Pull every line with "JSON" from the data.

→ **EXERCISE INPUT**
· · · · · · ·

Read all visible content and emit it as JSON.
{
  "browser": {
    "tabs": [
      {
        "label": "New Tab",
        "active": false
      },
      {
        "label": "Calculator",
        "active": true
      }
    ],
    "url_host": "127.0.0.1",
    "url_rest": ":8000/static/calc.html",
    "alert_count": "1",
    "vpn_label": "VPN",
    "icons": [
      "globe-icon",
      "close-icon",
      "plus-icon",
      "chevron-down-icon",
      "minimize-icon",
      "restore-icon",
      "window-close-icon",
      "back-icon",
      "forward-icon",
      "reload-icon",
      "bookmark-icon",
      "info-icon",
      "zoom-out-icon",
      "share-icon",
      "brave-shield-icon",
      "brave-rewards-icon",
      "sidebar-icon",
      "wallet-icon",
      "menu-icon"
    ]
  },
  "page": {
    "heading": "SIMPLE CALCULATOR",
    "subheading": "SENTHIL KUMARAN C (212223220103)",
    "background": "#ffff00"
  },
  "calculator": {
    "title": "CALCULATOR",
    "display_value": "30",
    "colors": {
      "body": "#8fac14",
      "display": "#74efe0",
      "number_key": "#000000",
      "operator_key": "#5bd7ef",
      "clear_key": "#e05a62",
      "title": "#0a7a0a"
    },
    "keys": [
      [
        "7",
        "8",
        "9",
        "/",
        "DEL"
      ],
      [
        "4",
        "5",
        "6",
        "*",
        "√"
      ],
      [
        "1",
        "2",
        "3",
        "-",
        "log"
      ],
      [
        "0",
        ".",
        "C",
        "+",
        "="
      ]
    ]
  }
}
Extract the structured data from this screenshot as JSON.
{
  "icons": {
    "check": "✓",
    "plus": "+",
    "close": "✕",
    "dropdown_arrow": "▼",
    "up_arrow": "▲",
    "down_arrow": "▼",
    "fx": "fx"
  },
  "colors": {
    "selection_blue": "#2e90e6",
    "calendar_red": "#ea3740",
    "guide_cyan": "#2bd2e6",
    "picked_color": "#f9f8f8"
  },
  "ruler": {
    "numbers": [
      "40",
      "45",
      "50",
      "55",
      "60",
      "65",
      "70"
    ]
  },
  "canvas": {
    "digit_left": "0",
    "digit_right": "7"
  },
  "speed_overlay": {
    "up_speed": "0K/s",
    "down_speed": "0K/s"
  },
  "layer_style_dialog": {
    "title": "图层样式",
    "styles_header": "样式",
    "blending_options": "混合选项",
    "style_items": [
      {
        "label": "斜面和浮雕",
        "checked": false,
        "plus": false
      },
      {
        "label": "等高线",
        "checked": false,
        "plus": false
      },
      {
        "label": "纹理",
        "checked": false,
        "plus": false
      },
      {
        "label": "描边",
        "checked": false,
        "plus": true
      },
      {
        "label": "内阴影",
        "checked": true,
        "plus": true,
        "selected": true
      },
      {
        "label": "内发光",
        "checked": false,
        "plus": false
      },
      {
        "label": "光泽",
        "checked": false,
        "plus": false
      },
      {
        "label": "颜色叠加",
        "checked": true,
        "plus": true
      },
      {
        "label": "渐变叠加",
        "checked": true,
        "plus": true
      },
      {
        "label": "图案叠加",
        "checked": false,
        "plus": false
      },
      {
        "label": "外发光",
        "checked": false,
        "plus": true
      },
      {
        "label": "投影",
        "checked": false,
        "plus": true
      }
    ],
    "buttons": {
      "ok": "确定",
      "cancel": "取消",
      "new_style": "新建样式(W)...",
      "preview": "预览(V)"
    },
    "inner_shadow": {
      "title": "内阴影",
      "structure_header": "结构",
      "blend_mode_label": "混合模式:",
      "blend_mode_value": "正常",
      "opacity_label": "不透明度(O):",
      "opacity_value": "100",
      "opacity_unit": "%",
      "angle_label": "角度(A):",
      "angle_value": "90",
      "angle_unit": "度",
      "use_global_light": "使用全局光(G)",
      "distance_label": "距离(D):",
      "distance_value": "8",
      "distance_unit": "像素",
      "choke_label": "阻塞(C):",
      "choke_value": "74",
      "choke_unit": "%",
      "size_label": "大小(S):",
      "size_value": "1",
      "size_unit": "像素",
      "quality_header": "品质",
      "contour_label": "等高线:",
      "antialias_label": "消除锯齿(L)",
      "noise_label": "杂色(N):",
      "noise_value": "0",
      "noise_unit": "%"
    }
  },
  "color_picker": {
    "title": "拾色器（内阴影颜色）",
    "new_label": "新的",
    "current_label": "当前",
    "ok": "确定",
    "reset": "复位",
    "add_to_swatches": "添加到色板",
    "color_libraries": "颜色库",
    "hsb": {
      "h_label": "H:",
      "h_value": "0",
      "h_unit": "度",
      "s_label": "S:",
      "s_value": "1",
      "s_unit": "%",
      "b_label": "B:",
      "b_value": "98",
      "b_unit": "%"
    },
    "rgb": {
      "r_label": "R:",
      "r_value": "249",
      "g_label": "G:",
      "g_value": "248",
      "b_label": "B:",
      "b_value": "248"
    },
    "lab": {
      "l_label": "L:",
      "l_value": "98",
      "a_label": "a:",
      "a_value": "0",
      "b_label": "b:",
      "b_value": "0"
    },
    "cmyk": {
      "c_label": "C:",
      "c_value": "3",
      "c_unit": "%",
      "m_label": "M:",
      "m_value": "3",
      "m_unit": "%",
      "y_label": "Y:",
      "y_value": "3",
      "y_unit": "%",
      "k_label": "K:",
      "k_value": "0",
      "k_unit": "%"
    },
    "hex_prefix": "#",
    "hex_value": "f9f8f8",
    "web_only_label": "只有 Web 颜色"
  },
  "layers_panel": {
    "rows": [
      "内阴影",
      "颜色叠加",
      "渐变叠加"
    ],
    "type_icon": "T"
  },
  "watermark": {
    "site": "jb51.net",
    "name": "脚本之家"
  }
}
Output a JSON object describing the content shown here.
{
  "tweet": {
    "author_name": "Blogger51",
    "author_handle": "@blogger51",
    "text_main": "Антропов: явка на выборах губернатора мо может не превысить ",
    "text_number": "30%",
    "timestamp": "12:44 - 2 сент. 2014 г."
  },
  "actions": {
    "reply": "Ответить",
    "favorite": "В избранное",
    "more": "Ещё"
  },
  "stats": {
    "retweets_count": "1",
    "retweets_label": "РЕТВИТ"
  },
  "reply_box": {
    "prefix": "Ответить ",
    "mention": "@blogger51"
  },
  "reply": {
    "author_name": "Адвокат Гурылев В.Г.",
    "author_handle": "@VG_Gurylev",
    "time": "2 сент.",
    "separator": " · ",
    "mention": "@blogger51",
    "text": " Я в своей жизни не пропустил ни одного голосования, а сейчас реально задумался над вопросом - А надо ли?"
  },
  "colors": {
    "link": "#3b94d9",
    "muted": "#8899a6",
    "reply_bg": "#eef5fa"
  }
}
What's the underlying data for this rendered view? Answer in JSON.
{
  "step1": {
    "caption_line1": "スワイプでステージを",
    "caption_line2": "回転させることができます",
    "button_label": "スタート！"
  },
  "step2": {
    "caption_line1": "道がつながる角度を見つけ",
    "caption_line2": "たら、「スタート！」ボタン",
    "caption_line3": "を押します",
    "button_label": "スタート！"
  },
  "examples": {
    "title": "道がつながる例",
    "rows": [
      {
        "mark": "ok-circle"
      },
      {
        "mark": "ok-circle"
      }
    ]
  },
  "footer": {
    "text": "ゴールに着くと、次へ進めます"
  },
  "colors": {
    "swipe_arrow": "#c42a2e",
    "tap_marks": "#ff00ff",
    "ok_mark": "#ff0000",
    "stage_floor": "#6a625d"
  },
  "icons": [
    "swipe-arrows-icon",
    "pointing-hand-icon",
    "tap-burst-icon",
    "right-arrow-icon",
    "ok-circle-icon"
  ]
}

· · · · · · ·

→ **SOLUTION TO THIS EXERCISE**
Read all visible content and emit it as JSON.
Extract the structured data from this screenshot as JSON.
Output a JSON object describing the content shown here.
What's the underlying data for this rendered view? Answer in JSON.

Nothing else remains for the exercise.